What is needed: Line by line, the entries below are to be reproduced unaltered.

(Interface dataset entries)
--- START ---
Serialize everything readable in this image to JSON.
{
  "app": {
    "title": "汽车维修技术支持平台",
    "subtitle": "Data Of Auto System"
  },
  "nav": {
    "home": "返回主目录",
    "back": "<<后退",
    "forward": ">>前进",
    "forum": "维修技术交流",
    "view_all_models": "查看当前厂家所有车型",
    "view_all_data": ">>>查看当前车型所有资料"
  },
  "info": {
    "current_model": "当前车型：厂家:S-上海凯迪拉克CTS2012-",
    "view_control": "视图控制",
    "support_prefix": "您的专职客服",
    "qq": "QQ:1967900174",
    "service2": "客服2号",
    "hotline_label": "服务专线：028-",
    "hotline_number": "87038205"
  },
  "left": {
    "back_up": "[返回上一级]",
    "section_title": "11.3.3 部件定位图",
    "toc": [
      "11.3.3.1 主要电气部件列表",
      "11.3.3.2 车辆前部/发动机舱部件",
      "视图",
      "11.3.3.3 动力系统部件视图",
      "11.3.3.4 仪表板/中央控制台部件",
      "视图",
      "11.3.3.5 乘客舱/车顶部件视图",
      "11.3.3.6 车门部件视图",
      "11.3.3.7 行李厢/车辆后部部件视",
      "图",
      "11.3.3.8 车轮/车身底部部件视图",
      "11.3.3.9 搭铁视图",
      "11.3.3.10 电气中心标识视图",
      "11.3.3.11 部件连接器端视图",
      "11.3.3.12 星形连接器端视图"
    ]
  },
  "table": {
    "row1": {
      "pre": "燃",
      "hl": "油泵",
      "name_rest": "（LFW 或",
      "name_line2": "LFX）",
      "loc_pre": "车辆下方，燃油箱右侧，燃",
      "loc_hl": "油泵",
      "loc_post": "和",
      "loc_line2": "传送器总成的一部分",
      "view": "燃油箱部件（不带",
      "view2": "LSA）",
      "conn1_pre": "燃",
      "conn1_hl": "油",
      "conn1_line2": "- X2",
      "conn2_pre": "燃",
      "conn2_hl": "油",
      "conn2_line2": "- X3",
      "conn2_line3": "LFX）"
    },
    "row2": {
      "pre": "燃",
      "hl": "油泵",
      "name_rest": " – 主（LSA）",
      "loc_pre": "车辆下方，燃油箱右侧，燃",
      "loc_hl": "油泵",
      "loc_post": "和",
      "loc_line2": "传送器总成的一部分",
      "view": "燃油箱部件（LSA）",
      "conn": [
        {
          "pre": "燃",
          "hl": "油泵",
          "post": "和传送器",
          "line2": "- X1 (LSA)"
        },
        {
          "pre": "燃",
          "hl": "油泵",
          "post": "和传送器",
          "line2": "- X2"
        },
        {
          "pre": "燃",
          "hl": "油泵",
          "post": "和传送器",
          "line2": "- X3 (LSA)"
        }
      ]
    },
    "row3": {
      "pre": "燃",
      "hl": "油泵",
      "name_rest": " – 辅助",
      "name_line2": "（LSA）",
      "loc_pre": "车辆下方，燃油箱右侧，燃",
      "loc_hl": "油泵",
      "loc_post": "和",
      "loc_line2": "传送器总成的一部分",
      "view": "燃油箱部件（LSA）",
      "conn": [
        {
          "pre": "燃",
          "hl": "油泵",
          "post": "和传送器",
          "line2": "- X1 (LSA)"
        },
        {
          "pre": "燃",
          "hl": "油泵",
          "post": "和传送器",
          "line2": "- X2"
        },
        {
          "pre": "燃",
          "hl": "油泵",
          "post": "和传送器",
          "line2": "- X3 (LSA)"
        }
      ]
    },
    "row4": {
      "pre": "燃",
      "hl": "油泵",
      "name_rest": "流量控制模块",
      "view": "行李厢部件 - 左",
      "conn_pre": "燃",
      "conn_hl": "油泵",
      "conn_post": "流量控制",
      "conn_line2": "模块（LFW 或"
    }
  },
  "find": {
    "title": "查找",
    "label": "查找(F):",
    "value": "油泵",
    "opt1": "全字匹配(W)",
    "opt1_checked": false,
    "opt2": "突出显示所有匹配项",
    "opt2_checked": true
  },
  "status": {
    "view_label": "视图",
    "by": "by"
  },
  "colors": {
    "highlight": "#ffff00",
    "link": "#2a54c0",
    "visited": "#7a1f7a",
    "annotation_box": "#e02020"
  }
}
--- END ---
Response to the exercise:
Serialize everything readable in this image to JSON.
{
  "app": {
    "title": "汽车维修技术支持平台",
    "subtitle": "Data Of Auto System"
  },
  "nav": {
    "home": "返回主目录",
    "back": "<<后退",
    "forward": ">>前进",
    "forum": "维修技术交流",
    "view_all_models": "查看当前厂家所有车型",
    "view_all_data": ">>>查看当前车型所有资料"
  },
  "info": {
    "current_model": "当前车型：厂家:S-上海凯迪拉克CTS2012-",
    "view_control": "视图控制",
    "support_prefix": "您的专职客服",
    "qq": "QQ:1967900174",
    "service2": "客服2号",
    "hotline_label": "服务专线：028-",
    "hotline_number": "87038205"
  },
  "left": {
    "back_up": "[返回上一级]",
    "section_title": "11.3.3 部件定位图",
    "toc": [
      "11.3.3.1 主要电气部件列表",
      "11.3.3.2 车辆前部/发动机舱部件",
      "视图",
      "11.3.3.3 动力系统部件视图",
      "11.3.3.4 仪表板/中央控制台部件",
      "视图",
      "11.3.3.5 乘客舱/车顶部件视图",
      "11.3.3.6 车门部件视图",
      "11.3.3.7 行李厢/车辆后部部件视",
      "图",
      "11.3.3.8 车轮/车身底部部件视图",
      "11.3.3.9 搭铁视图",
      "11.3.3.10 电气中心标识视图",
      "11.3.3.11 部件连接器端视图",
      "11.3.3.12 星形连接器端视图"
    ]
  },
  "table": {
    "row1": {
      "pre": "燃",
      "hl": "油泵",
      "name_rest": "（LFW 或",
      "name_line2": "LFX）",
      "loc_pre": "车辆下方，燃油箱右侧，燃",
      "loc_hl": "油泵",
      "loc_post": "和",
      "loc_line2": "传送器总成的一部分",
      "view": "燃油箱部件（不带",
      "view2": "LSA）",
      "conn1_pre": "燃",
      "conn1_hl": "油",
      "conn1_line2": "- X2",
      "conn2_pre": "燃",
      "conn2_hl": "油",
      "conn2_line2": "- X3",
      "conn2_line3": "LFX）"
    },
    "row2": {
      "pre": "燃",
      "hl": "油泵",
      "name_rest": " – 主（LSA）",
      "loc_pre": "车辆下方，燃油箱右侧，燃",
      "loc_hl": "油泵",
      "loc_post": "和",
      "loc_line2": "传送器总成的一部分",
      "view": "燃油箱部件（LSA）",
      "conn": [
        {
          "pre": "燃",
          "hl": "油泵",
          "post": "和传送器",
          "line2": "- X1 (LSA)"
        },
        {
          "pre": "燃",
          "hl": "油泵",
          "post": "和传送器",
          "line2": "- X2"
        },
        {
          "pre": "燃",
          "hl": "油泵",
          "post": "和传送器",
          "line2": "- X3 (LSA)"
        }
      ]
    },
    "row3": {
      "pre": "燃",
      "hl": "油泵",
      "name_rest": " – 辅助",
      "name_line2": "（LSA）",
      "loc_pre": "车辆下方，燃油箱右侧，燃",
      "loc_hl": "油泵",
      "loc_post": "和",
      "loc_line2": "传送器总成的一部分",
      "view": "燃油箱部件（LSA）",
      "conn": [
        {
          "pre": "燃",
          "hl": "油泵",
          "post": "和传送器",
          "line2": "- X1 (LSA)"
        },
        {
          "pre": "燃",
          "hl": "油泵",
          "post": "和传送器",
          "line2": "- X2"
        },
        {
          "pre": "燃",
          "hl": "油泵",
          "post": "和传送器",
          "line2": "- X3 (LSA)"
        }
      ]
    },
    "row4": {
      "pre": "燃",
      "hl": "油泵",
      "name_rest": "流量控制模块",
      "view": "行李厢部件 - 左",
      "conn_pre": "燃",
      "conn_hl": "油泵",
      "conn_post": "流量控制",
      "conn_line2": "模块（LFW 或"
    }
  },
  "find": {
    "title": "查找",
    "label": "查找(F):",
    "value": "油泵",
    "opt1": "全字匹配(W)",
    "opt1_checked": false,
    "opt2": "突出显示所有匹配项",
    "opt2_checked": true
  },
  "status": {
    "view_label": "视图",
    "by": "by"
  },
  "colors": {
    "highlight": "#ffff00",
    "link": "#2a54c0",
    "visited": "#7a1f7a",
    "annotation_box": "#e02020"
  }
}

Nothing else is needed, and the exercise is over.